If a reply is really important, don't shoot from the hip! Copy the original message into your word processor, go through it point by point, spell check it, then copy it into your new outgoing E-mail message to the person who needs it - and MAYBE - after lots of consideration, copy it to those who really need and want to know. Important: Triple check the address.
If you are upset with a posting, cool off for 24 hours. Ask yourself why you are upset. Go through all the things you would normally consider. Back when you had to write a note, put it in an envelope and mail it, you had time to reconsider. (Remember when you'd go out and grab back that inter-departmental mail envelope (Yes - the one with the holes in it) so you could burn your earlier note which was witten in anger?) Harry Truman used to vent his spleen by writing angry letters, then he would give them to his secretary to type and mail. They would be held (usually for a day or two) until he came in and asked for them back. Very few were actually mailed.

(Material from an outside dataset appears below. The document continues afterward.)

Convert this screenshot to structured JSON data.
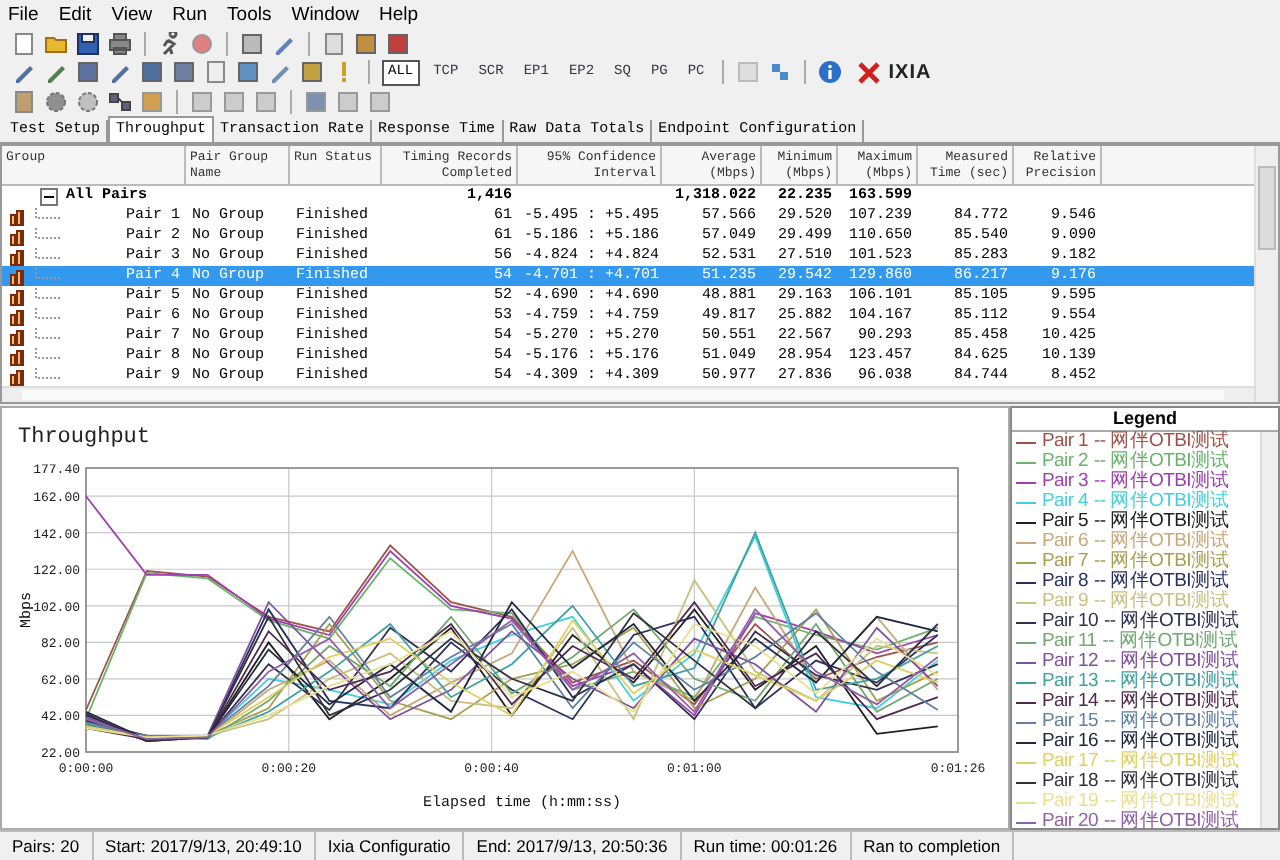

Technology is a two-edged sword. With E-mail, it's possible to burn bridges in seconds. It's kind of like borrowing Darth Vader's Light Sword when we're angry and seeing red. In seconds, we're knee-deep in decimated egos and we don't have the Re-Assembler Module to put them back together once we cool off.
E-mail is a wonderful thing. It saves us lots of time and effort and thousands of dollars every month. It makes it easier for us and our friends. It makes our lives better. Please use it wisely so we can all continue to enjoy the benefits and ease of instant communications.
-- from John Shuler (with permission)
Rules of participation
Each member is trusted and respected for his or her views. We may all assume that we are "here" to carefully discuss content without fear of personal attacks, attacks on our belief system, that this service is free from spamming, and that our privacy is protected.
However, abuses do occur. If this happens then the following rules of participation, apply:
Participation in "Taos-Telecommunity" is both voluntary and a privilege. Membership comes with the implied trust that each member agrees to participate in a way that respects other members and their work.
In many areas, "flaming" and personal attacks have become an acceptable practice .. This is not the case here.
"Flaming, " personal attacks and forms of disrespect shown to members, Themes and Theme Mentors will not be tolerated.
Members who engage in "flaming" or personal attacks will be removed from participating in all Taos-Telecommunity services, immediately -- without notice. In some mild cases, a warning notice will be given, first, when the intent is not clear.
Taos-Telecommunity is non-commercial, non-political, and without a social, racial, or religious agenda. Members who are judged by their Theme Mentor to exceed acceptable Theme bounds or who cannot stick to the point of the Theme .. then they will be removed, as described above.
A former member can negotiate with a Theme Mentor for reinstatement. However if the "flaming," personal attacks or other issues mentioned, above, continues, removal will be permanent.
Open Letter to Members of Taos-Telecommunity,
In order to foster more responsible communications between members of Taos Telecommunity the following an "Appropriate Use policy has been establish. The details and significant artifacts appear elsewhere. In outline:
The purpose of Taos-Telecommunity is to provide a forum for members of Taos-Telecommunity to have open dialog on content, issues, concerns and comments members have about Taos-Telecommunity.
In addition, a Theme Mentor has been selected to insure that this policy will be observed by members of this list. His/her name is _____________.
Taos-Telecommunity hopes that by taking this action, more members will join in these important discussions with the assurance that their contributions will be recognized and valued by members of this list as well as the Taos-Telecommunity Organization.
The following letter will be sent to a member of this list who has been identified, by the moderator, to be in violation of the acceptable use policy of this list. Concurrently, the La Plaza Board will be notified of this post.
Dear (Name Here),